### [Your objective]
Using the data below, copy each line that includes the word "help".

### [Supplied material]
== Segment start ==
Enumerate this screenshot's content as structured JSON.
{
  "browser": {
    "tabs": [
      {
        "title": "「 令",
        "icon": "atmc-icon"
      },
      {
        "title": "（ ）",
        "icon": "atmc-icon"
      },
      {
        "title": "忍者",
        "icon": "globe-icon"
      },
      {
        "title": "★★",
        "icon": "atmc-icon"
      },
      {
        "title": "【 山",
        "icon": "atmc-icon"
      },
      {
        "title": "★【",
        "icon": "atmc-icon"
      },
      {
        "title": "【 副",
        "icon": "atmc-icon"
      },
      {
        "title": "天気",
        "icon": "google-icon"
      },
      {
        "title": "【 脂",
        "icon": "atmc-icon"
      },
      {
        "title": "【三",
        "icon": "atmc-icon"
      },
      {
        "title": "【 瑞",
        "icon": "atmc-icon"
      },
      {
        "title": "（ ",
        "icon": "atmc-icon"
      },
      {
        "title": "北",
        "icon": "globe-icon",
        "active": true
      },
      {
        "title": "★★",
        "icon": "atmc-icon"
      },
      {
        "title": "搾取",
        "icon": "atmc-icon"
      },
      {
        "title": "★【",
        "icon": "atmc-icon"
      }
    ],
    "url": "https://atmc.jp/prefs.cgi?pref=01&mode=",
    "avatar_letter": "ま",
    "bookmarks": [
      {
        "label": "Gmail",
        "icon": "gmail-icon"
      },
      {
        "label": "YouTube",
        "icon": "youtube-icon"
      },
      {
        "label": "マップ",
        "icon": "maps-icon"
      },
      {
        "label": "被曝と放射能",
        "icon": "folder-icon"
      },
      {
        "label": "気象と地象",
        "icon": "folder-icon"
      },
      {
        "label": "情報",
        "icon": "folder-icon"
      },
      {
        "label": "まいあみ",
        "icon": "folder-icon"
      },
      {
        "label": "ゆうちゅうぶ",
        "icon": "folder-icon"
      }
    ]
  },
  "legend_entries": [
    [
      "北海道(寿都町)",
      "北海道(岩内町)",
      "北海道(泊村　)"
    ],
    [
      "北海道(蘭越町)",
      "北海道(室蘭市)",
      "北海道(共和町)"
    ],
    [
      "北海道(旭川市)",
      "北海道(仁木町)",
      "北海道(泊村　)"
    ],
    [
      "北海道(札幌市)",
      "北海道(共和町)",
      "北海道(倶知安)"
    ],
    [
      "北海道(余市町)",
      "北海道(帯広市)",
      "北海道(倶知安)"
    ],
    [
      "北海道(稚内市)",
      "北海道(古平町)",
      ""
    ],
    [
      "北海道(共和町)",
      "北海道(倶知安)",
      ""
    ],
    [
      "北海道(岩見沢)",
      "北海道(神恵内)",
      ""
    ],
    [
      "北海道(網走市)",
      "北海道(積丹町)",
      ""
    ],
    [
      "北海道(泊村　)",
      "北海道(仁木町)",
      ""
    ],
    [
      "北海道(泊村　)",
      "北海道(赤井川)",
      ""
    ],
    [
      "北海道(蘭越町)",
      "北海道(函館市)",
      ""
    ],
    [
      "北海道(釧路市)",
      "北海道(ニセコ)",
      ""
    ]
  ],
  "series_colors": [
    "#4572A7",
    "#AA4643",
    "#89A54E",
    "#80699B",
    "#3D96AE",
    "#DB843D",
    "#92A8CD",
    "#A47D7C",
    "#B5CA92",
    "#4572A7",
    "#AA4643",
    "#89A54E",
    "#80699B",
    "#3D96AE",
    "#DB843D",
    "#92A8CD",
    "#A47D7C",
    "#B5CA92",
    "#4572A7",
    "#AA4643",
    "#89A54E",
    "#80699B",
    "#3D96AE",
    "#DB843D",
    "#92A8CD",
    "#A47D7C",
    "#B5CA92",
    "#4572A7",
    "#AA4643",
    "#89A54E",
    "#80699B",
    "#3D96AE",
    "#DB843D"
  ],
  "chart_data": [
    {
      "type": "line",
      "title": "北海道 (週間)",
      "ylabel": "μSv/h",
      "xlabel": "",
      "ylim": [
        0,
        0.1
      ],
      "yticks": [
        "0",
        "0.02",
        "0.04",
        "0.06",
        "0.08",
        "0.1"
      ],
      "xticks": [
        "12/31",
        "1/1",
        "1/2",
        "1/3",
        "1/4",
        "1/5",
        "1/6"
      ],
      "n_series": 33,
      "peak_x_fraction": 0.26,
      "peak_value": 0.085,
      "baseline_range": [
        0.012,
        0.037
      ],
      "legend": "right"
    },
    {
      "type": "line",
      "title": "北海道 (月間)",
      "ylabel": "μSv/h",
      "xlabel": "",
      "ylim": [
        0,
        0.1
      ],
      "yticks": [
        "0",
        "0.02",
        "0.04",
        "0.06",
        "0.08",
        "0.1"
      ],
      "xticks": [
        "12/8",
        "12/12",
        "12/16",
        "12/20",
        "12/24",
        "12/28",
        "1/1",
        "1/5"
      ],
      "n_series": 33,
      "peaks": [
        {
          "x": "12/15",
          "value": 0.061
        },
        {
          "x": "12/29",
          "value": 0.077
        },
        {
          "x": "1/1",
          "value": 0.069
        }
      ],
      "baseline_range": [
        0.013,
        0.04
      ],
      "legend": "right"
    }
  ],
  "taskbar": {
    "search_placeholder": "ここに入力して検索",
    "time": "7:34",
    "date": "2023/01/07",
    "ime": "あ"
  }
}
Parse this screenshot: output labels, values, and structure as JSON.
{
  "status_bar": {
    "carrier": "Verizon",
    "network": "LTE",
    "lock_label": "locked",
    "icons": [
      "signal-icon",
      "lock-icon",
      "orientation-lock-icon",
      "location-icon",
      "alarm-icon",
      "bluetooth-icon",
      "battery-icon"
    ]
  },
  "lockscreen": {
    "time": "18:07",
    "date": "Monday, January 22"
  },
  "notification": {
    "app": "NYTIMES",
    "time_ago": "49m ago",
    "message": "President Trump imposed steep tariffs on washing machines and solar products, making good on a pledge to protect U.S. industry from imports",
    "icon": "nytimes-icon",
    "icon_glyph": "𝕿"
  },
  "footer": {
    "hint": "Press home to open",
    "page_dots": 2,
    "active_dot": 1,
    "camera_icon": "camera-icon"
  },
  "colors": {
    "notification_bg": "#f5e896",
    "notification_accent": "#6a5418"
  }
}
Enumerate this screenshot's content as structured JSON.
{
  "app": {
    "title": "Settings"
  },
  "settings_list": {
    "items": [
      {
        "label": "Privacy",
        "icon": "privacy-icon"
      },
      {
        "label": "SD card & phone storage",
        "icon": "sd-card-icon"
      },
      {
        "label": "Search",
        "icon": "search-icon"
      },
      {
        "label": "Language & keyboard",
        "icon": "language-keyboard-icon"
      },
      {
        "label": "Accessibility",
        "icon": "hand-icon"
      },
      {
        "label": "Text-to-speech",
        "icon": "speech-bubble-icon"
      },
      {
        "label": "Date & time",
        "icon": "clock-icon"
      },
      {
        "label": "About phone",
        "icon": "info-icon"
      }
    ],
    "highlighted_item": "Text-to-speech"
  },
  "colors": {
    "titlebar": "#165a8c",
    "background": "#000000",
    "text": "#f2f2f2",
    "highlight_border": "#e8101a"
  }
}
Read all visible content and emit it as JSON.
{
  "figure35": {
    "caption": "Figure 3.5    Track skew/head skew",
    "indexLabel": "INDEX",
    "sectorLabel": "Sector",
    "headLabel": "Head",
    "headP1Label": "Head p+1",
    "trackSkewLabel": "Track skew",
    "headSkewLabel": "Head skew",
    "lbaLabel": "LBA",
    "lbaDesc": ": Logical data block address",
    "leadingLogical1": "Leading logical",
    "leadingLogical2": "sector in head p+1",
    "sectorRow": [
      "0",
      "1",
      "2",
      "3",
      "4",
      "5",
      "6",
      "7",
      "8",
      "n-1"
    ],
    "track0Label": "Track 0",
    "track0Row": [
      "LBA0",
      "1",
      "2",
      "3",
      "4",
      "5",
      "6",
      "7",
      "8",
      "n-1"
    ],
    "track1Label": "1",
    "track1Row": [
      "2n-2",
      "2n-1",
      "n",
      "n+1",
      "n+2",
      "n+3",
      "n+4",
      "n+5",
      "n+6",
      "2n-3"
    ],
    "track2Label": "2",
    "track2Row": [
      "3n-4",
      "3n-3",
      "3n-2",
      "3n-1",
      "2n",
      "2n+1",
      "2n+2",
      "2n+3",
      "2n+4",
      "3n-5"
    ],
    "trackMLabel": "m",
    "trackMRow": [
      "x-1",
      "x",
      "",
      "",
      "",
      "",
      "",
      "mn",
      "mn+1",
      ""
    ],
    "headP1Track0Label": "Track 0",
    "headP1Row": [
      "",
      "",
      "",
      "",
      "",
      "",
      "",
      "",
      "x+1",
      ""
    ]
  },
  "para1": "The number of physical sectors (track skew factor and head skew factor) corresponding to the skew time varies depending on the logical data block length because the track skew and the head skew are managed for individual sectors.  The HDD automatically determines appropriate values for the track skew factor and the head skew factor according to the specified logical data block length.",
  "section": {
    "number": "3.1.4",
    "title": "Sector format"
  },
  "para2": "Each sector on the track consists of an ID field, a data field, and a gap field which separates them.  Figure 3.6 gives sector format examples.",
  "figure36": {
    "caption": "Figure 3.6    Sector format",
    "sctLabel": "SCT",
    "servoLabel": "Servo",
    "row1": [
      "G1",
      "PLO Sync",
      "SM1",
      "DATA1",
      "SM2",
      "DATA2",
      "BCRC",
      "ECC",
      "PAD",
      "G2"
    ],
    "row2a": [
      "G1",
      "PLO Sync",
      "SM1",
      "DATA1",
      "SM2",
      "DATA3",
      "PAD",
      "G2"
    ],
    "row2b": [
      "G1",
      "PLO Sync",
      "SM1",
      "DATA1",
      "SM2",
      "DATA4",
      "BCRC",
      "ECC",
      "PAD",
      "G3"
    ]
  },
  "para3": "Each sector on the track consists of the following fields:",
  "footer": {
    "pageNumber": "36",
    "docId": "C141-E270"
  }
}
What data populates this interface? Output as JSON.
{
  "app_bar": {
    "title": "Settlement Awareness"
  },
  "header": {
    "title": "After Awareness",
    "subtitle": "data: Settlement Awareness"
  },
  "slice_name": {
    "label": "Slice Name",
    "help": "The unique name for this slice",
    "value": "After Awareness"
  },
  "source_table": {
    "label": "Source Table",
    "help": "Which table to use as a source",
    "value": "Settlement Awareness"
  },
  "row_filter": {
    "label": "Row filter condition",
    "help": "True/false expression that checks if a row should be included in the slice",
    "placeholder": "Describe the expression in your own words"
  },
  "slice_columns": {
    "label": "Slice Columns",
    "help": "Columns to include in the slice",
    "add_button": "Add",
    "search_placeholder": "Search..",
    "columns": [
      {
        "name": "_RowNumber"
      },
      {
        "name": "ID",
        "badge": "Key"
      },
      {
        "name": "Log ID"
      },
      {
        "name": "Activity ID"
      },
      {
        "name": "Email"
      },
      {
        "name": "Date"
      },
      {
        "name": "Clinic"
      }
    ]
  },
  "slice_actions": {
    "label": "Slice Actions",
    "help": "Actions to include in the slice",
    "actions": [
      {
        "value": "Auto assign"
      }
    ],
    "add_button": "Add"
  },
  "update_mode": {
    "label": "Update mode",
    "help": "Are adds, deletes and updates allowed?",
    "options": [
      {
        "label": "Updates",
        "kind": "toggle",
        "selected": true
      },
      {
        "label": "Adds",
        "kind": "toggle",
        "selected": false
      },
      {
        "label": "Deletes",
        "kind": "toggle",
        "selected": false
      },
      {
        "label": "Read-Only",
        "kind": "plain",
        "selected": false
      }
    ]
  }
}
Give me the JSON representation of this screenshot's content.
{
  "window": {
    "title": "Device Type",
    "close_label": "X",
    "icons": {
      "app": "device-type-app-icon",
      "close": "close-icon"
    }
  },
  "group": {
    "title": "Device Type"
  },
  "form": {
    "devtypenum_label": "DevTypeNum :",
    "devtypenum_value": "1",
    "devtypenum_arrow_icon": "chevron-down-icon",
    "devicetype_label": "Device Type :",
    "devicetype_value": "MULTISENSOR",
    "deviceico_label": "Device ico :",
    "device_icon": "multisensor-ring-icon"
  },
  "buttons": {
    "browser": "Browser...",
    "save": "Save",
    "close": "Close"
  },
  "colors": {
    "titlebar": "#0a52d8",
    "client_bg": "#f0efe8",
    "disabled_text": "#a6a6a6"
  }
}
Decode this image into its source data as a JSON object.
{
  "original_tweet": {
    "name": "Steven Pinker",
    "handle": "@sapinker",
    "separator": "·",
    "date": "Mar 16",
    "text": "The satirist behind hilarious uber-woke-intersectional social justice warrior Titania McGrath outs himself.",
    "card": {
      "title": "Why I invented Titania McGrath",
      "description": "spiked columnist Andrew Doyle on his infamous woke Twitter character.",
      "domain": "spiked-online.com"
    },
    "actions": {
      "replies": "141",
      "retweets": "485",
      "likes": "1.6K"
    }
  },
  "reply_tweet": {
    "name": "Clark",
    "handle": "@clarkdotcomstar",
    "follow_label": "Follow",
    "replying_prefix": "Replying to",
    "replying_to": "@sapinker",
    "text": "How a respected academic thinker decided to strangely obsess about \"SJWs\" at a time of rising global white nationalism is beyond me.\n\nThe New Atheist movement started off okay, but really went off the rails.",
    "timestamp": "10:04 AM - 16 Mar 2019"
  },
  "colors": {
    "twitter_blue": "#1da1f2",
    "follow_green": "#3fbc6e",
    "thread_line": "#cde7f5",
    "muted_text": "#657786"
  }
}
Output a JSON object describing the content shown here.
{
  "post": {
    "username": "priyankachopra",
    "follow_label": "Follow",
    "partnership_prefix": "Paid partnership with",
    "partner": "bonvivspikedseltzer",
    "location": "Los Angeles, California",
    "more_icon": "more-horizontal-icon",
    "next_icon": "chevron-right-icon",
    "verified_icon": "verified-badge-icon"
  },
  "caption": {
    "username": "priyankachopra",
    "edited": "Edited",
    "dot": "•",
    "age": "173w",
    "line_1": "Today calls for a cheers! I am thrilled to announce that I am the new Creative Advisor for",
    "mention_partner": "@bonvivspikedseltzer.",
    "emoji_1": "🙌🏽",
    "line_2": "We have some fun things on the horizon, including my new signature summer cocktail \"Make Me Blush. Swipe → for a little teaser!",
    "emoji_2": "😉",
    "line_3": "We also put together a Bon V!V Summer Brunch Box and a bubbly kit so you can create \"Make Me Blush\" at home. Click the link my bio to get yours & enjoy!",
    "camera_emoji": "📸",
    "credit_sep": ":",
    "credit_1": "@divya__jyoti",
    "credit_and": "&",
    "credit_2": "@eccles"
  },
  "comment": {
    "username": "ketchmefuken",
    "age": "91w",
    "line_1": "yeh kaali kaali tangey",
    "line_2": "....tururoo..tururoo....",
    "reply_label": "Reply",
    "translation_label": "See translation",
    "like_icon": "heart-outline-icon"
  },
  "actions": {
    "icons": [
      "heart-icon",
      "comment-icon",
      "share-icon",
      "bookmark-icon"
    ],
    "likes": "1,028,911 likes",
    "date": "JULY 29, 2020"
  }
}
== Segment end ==
### [Answer to this problem]
    "help": "The unique name for this slice",
    "help": "Which table to use as a source",
    "help": "True/false expression that checks if a row should be included in the slice",
    "help": "Columns to include in the slice",
    "help": "Actions to include in the slice",
    "help": "Are adds, deletes and updates allowed?",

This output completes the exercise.